In the hearing Thursday, an employee of Asics, the sneaker maker, said he had been subjected to harassment and demotion both before and after he took paternity leave. The plaintiff, who requested anonymity because he fears he and his family will be attacked on social media, is seeking damages of close to €76,000.
According to his legal complaint, the man, who is 38, started his career at Asics in 2011, working in the sports promotion department, often as a liaison between athletes and the company. His first demotion – to menial tasks such as scheduling fleet cars for maintenance – came after he alleged that one of his bosses drove drunk and that a colleague slapped him at a work party, according to his complaint. His second demotion came when he returned to work after his first paternity leave of just over a year following the 2015 birth of his first son, his complaint alleges. The company assigned him to a warehouse loading and unloading goods, the complaint says. Eventually, he was transferred to the human resources department and his salary was cut.

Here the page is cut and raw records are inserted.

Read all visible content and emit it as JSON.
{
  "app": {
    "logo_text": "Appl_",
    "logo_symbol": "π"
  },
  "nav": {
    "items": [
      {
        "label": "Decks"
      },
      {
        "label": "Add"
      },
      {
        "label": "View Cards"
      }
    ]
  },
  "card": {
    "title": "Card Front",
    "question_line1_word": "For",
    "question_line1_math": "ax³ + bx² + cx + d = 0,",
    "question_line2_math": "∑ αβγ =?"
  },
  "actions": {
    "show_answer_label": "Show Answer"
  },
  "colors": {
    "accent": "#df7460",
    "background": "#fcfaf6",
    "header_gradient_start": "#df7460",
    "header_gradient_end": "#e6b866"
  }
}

The plaintiff’s complaint says that after he finished paternity leave with his second son, one that also lasted more than a year, he returned to his previous job in the human resources department, where he had been assigned to translate documents into English, despite having no expertise in translation.
On social media, critics who have heard about the case in the Japanese press have attacked the plaintiff for taking so much time off.
“Don’t think that you’ll have a place to belong when you, a man, take child care leave for two years, lol lol,” wrote one commentator on Twitter. “You should be thankful that they’re even allowing you to do warehouse work. You didn’t work at all for two years, so don’t try to think you’re just the same as the other employees.”
Asics issued a statement saying that many of the allegations are “against the facts” and that it regretted not reaching a settlement with its employee.
Asics said it planned to continue improving its “work environment and support systems so that employees can actively participate in work even in the period of their pregnancy, childbearing or child care.”
The company said that in 2018, 100 per cent of its female employees who were eligible for maternity leave took it, while 7.8 per cent of the men did. It said it was actively working to increase the number of men taking parental leave to the level that the government has set as a national goal – 13 per cent by 2020.
Analysts said it is not surprising that the few men who do take paternity leave are subject to pressure from their employers and colleagues.
Japanese work culture is very demanding, with employees putting in long hours late into the evenings and on weekends. Breaking long-standing patterns is difficult for workers, who not only fear they may be punished by their employers but may also believe that the success of their companies depends on their personal sacrifices.
"Men still believe that as long as they work seriously and hard in the company, then society and the family will function very well," said Naoto Sasayama, a lawyer who is representing the Asics employee. "That is the illusion they are still trying to cling to."
Many Japanese employees have a strong sense that they will impose too heavily on their colleagues if they take a leave. "If a male full-time employee who is involved in decision-making or a core part of a project wants to take paternity leave for months, some people may question that," said Makoto Yoshida, a professor of industrial labour sociology at Ritsumeikan University in Kyoto.
Wood's lawyer, Yoshitatsu Imaizumi, said he hoped that the recent paternity harassment cases might pave the way for other fathers, and make it easier for other men to exercise their right to care for their children. "In Japan, there are a lot of good laws on the books," said Imaizumi. "But the problem is that few labourers exercise their rights under the law. We need some courageous people to exercise their rights and stand up in society." – The New York Times